Ebola first came to the U.S. on August 2nd, when Dr. Kent Brantly returned to the U.S. from working in West Africa.
That didn’t stop people from making threats against nurse Kaci Hickox and her boyfriend Ted Wilbur in Fort Kent, Maine.
Tom Pelletier, Fort Kent’s chief of police, said he had received calls from people who wanted him to arrest Hickox, local media reported.
Wilbur told the Press Herald newspaper that he has withdrawn from his nursing program at the University of Maine at Fort Kent because university officials were not doing enough to stop threats against him.
The couple has decided to move out of state.
Kaci Hickox, the nurse who defied a mandatory Ebola quarantine in Maine and cast a spotlight on what critics saw as an overreaction to the dangers posed by health workers returning from West Africa, plans to move out of state, it was reported Saturday.

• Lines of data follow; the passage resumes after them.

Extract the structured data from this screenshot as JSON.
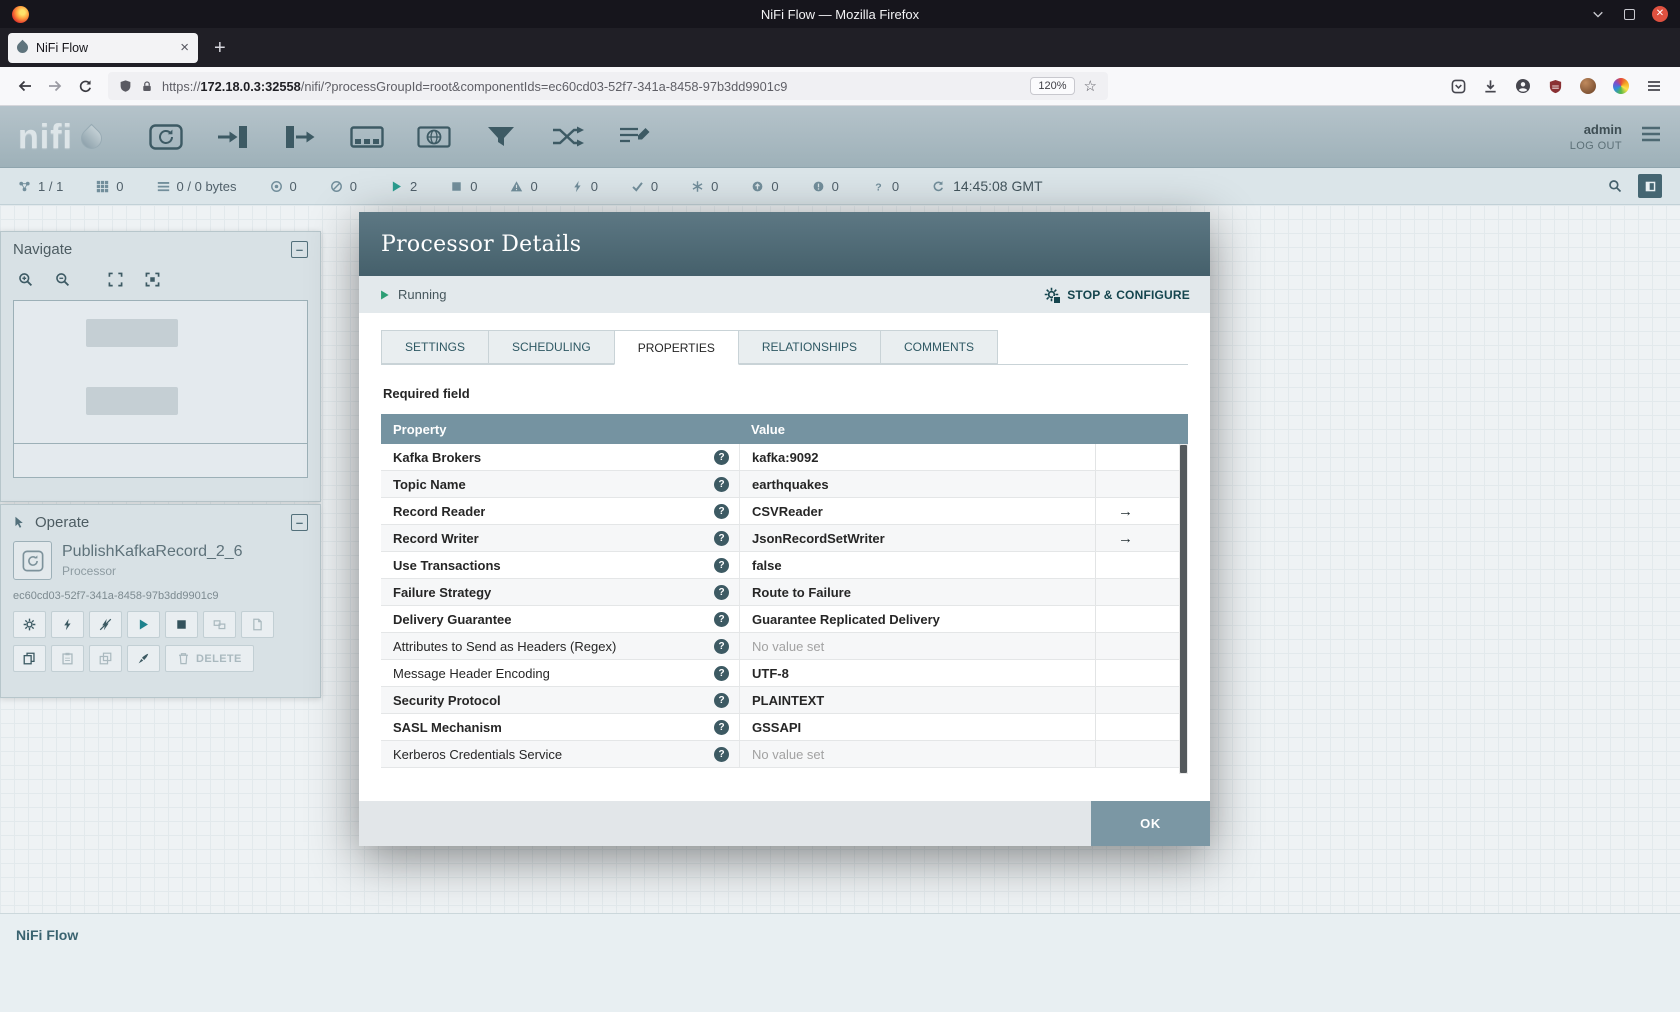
{
  "window": {
    "title": "NiFi Flow — Mozilla Firefox"
  },
  "browser": {
    "tab_title": "NiFi Flow",
    "new_tab_label": "+",
    "url": {
      "scheme": "https://",
      "host": "172.18.0.3:32558",
      "path": "/nifi/?processGroupId=root&componentIds=ec60cd03-52f7-341a-8458-97b3dd9901c9"
    },
    "zoom_level": "120%",
    "right_icons": [
      "pocket-icon",
      "downloads-icon",
      "account-icon",
      "ublock-icon",
      "avatar-icon",
      "extension-icon",
      "menu-icon"
    ]
  },
  "nifi": {
    "logo_text": "nifi",
    "user": "admin",
    "logout_label": "LOG OUT",
    "toolbar_icons": [
      "processor-icon",
      "input-port-icon",
      "output-port-icon",
      "process-group-icon",
      "remote-process-group-icon",
      "funnel-icon",
      "template-icon",
      "label-icon"
    ],
    "status": {
      "items": [
        {
          "icon": "cluster-icon",
          "value": "1 / 1"
        },
        {
          "icon": "threads-icon",
          "value": "0"
        },
        {
          "icon": "queued-icon",
          "value": "0 / 0 bytes"
        },
        {
          "icon": "transmitting-icon",
          "value": "0"
        },
        {
          "icon": "not-transmitting-icon",
          "value": "0"
        },
        {
          "icon": "running-icon",
          "value": "2"
        },
        {
          "icon": "stopped-icon",
          "value": "0"
        },
        {
          "icon": "invalid-icon",
          "value": "0"
        },
        {
          "icon": "disabled-icon",
          "value": "0"
        },
        {
          "icon": "up-to-date-icon",
          "value": "0"
        },
        {
          "icon": "locally-modified-icon",
          "value": "0"
        },
        {
          "icon": "stale-icon",
          "value": "0"
        },
        {
          "icon": "locally-modified-stale-icon",
          "value": "0"
        },
        {
          "icon": "sync-failure-icon",
          "value": "0"
        }
      ],
      "time": "14:45:08 GMT"
    }
  },
  "navigate": {
    "title": "Navigate",
    "buttons": [
      "zoom-in-icon",
      "zoom-out-icon",
      "zoom-fit-icon",
      "zoom-actual-icon"
    ]
  },
  "operate": {
    "title": "Operate",
    "name": "PublishKafkaRecord_2_6",
    "type": "Processor",
    "id": "ec60cd03-52f7-341a-8458-97b3dd9901c9",
    "buttons_row1": [
      {
        "icon": "configure-icon",
        "enabled": true
      },
      {
        "icon": "enable-icon",
        "enabled": true
      },
      {
        "icon": "disable-icon",
        "enabled": true
      },
      {
        "icon": "start-icon",
        "enabled": true,
        "accent": "start"
      },
      {
        "icon": "stop-icon",
        "enabled": true,
        "accent": "stop"
      },
      {
        "icon": "group-icon",
        "enabled": false
      },
      {
        "icon": "create-template-icon",
        "enabled": false
      }
    ],
    "buttons_row2": [
      {
        "icon": "copy-icon",
        "enabled": true
      },
      {
        "icon": "paste-icon",
        "enabled": false
      },
      {
        "icon": "move-to-front-icon",
        "enabled": false
      },
      {
        "icon": "fill-color-icon",
        "enabled": true
      }
    ],
    "delete_label": "DELETE"
  },
  "dialog": {
    "title": "Processor Details",
    "state_label": "Running",
    "action_label": "STOP & CONFIGURE",
    "tabs": [
      {
        "label": "SETTINGS",
        "active": false
      },
      {
        "label": "SCHEDULING",
        "active": false
      },
      {
        "label": "PROPERTIES",
        "active": true
      },
      {
        "label": "RELATIONSHIPS",
        "active": false
      },
      {
        "label": "COMMENTS",
        "active": false
      }
    ],
    "required_label": "Required field",
    "columns": {
      "property": "Property",
      "value": "Value"
    },
    "rows": [
      {
        "property": "Kafka Brokers",
        "required": true,
        "value": "kafka:9092",
        "value_set": true,
        "has_goto": false
      },
      {
        "property": "Topic Name",
        "required": true,
        "value": "earthquakes",
        "value_set": true,
        "has_goto": false
      },
      {
        "property": "Record Reader",
        "required": true,
        "value": "CSVReader",
        "value_set": true,
        "has_goto": true
      },
      {
        "property": "Record Writer",
        "required": true,
        "value": "JsonRecordSetWriter",
        "value_set": true,
        "has_goto": true
      },
      {
        "property": "Use Transactions",
        "required": true,
        "value": "false",
        "value_set": true,
        "has_goto": false
      },
      {
        "property": "Failure Strategy",
        "required": true,
        "value": "Route to Failure",
        "value_set": true,
        "has_goto": false
      },
      {
        "property": "Delivery Guarantee",
        "required": true,
        "value": "Guarantee Replicated Delivery",
        "value_set": true,
        "has_goto": false
      },
      {
        "property": "Attributes to Send as Headers (Regex)",
        "required": false,
        "value": "No value set",
        "value_set": false,
        "has_goto": false
      },
      {
        "property": "Message Header Encoding",
        "required": false,
        "value": "UTF-8",
        "value_set": true,
        "has_goto": false
      },
      {
        "property": "Security Protocol",
        "required": true,
        "value": "PLAINTEXT",
        "value_set": true,
        "has_goto": false
      },
      {
        "property": "SASL Mechanism",
        "required": true,
        "value": "GSSAPI",
        "value_set": true,
        "has_goto": false
      },
      {
        "property": "Kerberos Credentials Service",
        "required": false,
        "value": "No value set",
        "value_set": false,
        "has_goto": false
      }
    ],
    "ok_label": "OK"
  },
  "footer": {
    "breadcrumb": "NiFi Flow"
  }
}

Hickox and her boyfriend, Ted Wilbur, are leaving Fort Kent after Monday, the last day of the disease’s 21-day incubation period and the day when a judge’s order that she be monitored for the disease expires, The Associated Press reported.
The Portland Press Herald reported that the couple will move to another state, and that Wilbur recently withdrew from an accelerated nursing program at the University of Maine, also in Fort Kent.
Hickox has shown no signs of the deadly disease that has killed nearly 5,000 people in the West African countries of Liberia, Sierra Leone and Guinea.
She was briefly placed into isolation in New Jersey upon her arrival on Oct. 24 from Sierra Leone where she was treating Ebola patients, and then allowed to travel to Maine, where the governor and health officials had sought to impose a mandatory quarantine. But a judge refused to impose that order, and instead allowed her to leave her home as long as she was monitored for symptoms.